This article was originally published by Radio Free Europe/Radio Liberty and is reprinted with permission.
Moscow has begun distributing the domestically developed vaccine Sputnik V via 70 clinics across the city, authorities said, marking Russia’s first mass immunization against COVID-19.
The December 5 announcement by Moscow’s coronavirus task force comes as critics say the vaccine has yet to complete the advanced studies needed to ensure its effectiveness and safety in line with established scientific protocols.
Russian authorities say the vaccine would first be made available to health workers, teachers, and social workers because they ran the highest risk of exposure to the virus.
People with certain underlying health conditions, pregnant or breastfeeding women, and those who have had a respiratory illness for the past two weeks are barred from vaccination in the initial rollout in Moscow. The age for those receiving shots is capped at 60.
Moscow Mayor Sergei Sobyanin said on December 4 that “over the first five hours, 5,000 people signed up for the jab.”
The government says the vaccine will be free to all Russian citizens and that inoculation will be voluntary. The Sputnik V vaccine is administered in two injections, with the second dose expected to be given 21 days after the first.
The Russian government gave a regulatory approval to Sputnik V in early August, but the move drew considerable criticism from experts, because at the time the vaccine only had been tested on several dozen people.
President Vladimir Putin said at the time that the early vaccine recipients included one of his daughters.
On December 2, Health Minister Mikhail Murashko said that more than 100,000 people in Russia have been given the shots.
Russia reported a record high of 28,782 new COVID-19 cases on December 5, including 7,993 in Moscow, taking the national total to 2,431,731 since the pandemic began.
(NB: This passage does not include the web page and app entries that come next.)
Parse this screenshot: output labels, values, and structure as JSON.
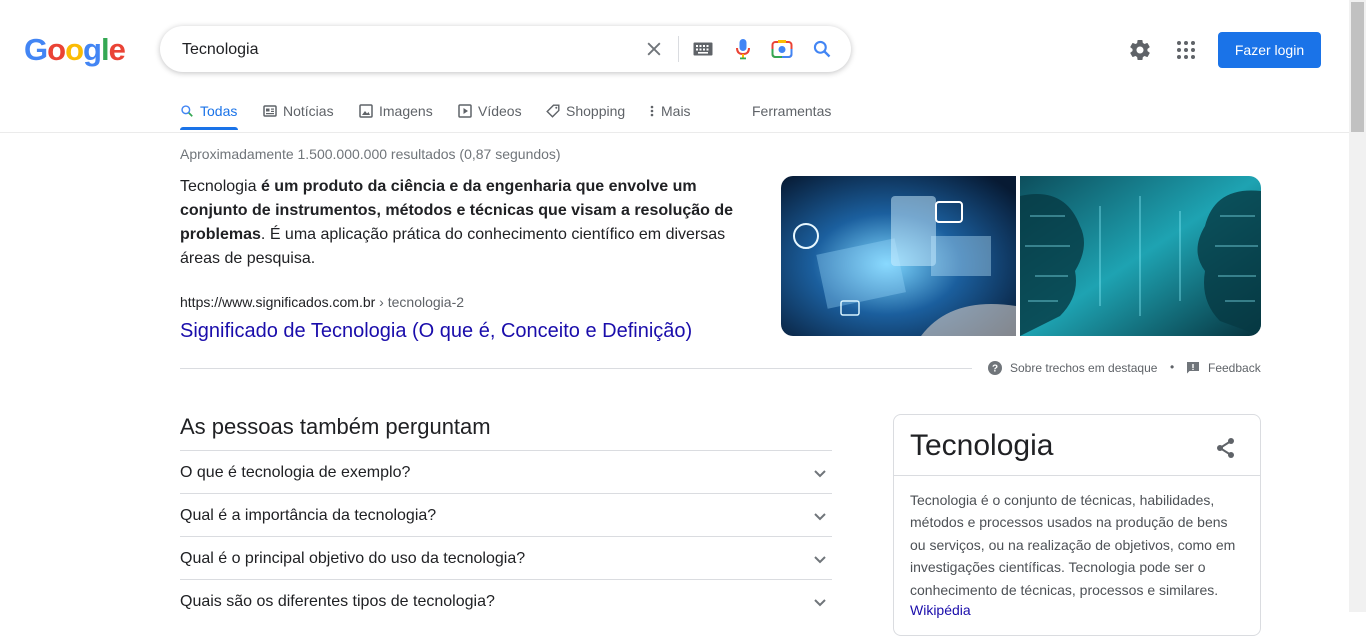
{
  "logo": {
    "g1": "G",
    "o1": "o",
    "o2": "o",
    "g2": "g",
    "l": "l",
    "e": "e"
  },
  "search": {
    "value": "Tecnologia"
  },
  "header": {
    "login_label": "Fazer login"
  },
  "tabs": [
    {
      "label": "Todas",
      "icon": "search-icon"
    },
    {
      "label": "Notícias",
      "icon": "news-icon"
    },
    {
      "label": "Imagens",
      "icon": "image-icon"
    },
    {
      "label": "Vídeos",
      "icon": "video-icon"
    },
    {
      "label": "Shopping",
      "icon": "tag-icon"
    },
    {
      "label": "Mais",
      "icon": "more-vert-icon"
    },
    {
      "label": "Ferramentas"
    }
  ],
  "results": {
    "stats": "Aproximadamente 1.500.000.000 resultados (0,87 segundos)",
    "snippet": {
      "start": "Tecnologia",
      "bold": " é um produto da ciência e da engenharia que envolve um conjunto de instrumentos, métodos e técnicas que visam a resolução de problemas",
      "rest": ". É uma aplicação prática do conhecimento científico em diversas áreas de pesquisa."
    },
    "url": "https://www.significados.com.br",
    "url_crumb": " › tecnologia-2",
    "title": "Significado de Tecnologia (O que é, Conceito e Definição)",
    "about_label": "Sobre trechos em destaque",
    "separator": "•",
    "feedback_label": "Feedback"
  },
  "paa": {
    "title": "As pessoas também perguntam",
    "questions": [
      "O que é tecnologia de exemplo?",
      "Qual é a importância da tecnologia?",
      "Qual é o principal objetivo do uso da tecnologia?",
      "Quais são os diferentes tipos de tecnologia?"
    ]
  },
  "knowledge_panel": {
    "title": "Tecnologia",
    "description": "Tecnologia é o conjunto de técnicas, habilidades, métodos e processos usados na produção de bens ou serviços, ou na realização de objetivos, como em investigações científicas. Tecnologia pode ser o conhecimento de técnicas, processos e similares.",
    "source": "Wikipédia"
  },
  "colors": {
    "accent": "#1a73e8",
    "link": "#1a0dab"
  }
}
Authorities confirmed 508 deaths related to COVID-19 in the past 24 hours, pushing the official national death toll to 42,684.